▶ _INSTRUCTIONS FOR THE TASK_: Bring together copies of the lines in the data below that contain the word "webp".

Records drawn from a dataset
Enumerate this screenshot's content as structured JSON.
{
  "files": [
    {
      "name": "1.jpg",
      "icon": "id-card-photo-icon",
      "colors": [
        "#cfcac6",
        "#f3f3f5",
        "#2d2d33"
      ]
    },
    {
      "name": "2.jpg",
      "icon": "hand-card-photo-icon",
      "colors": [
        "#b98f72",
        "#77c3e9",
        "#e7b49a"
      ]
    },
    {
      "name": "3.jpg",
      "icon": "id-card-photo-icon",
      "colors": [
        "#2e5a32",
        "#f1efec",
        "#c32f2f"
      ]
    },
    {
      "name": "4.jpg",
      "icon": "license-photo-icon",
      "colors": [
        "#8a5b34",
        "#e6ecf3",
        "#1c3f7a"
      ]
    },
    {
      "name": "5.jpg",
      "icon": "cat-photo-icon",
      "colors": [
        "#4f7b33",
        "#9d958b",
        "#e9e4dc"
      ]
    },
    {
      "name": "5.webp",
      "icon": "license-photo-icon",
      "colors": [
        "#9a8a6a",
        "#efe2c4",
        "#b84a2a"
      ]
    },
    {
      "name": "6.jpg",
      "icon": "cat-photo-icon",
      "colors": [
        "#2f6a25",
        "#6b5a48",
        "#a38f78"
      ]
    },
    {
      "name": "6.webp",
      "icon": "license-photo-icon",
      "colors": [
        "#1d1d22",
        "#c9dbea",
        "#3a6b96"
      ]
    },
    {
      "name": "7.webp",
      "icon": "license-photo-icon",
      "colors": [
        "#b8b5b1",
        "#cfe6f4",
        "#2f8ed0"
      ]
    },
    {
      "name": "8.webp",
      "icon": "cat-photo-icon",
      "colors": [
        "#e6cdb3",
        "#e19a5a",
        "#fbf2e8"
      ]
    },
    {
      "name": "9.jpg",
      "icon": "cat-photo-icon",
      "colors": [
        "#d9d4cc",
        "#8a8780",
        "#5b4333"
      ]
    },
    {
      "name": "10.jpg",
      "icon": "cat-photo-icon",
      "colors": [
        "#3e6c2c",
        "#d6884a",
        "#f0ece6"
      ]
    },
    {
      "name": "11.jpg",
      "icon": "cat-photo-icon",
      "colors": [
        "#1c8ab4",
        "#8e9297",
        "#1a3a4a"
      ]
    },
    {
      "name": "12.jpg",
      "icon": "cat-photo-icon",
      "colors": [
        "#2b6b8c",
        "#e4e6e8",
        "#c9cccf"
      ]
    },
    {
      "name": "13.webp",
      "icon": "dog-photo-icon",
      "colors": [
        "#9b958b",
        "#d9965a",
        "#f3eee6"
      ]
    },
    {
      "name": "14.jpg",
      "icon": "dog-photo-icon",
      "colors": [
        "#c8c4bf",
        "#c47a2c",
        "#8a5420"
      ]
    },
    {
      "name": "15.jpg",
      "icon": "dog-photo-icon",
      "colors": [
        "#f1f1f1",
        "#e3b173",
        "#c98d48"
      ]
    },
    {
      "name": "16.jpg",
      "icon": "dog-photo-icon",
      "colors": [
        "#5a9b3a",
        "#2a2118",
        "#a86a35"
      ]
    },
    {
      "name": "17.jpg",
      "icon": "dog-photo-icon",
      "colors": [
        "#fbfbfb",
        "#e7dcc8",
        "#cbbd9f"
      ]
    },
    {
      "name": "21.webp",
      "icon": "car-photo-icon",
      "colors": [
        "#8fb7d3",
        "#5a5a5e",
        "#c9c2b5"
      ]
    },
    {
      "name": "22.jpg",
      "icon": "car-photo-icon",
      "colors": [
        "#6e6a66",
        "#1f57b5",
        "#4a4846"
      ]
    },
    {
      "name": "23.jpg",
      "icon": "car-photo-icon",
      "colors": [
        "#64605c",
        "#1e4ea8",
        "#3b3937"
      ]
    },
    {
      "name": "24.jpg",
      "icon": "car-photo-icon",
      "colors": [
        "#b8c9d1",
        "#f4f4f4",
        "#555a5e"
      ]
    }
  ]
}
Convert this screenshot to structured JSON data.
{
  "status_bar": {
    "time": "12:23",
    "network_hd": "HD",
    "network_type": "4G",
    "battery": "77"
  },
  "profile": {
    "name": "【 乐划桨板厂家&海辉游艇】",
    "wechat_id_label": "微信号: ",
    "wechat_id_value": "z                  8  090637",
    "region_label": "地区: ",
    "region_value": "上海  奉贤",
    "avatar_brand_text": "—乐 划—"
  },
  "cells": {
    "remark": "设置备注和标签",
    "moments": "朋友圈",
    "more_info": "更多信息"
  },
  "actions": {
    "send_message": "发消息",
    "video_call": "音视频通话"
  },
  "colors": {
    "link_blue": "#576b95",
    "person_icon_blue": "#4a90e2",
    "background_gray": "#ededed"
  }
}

▶ _ANSWER TO THIS EXERCISE_:
      "name": "5.webp",
      "name": "6.webp",
      "name": "7.webp",
      "name": "8.webp",
      "name": "13.webp",
      "name": "21.webp",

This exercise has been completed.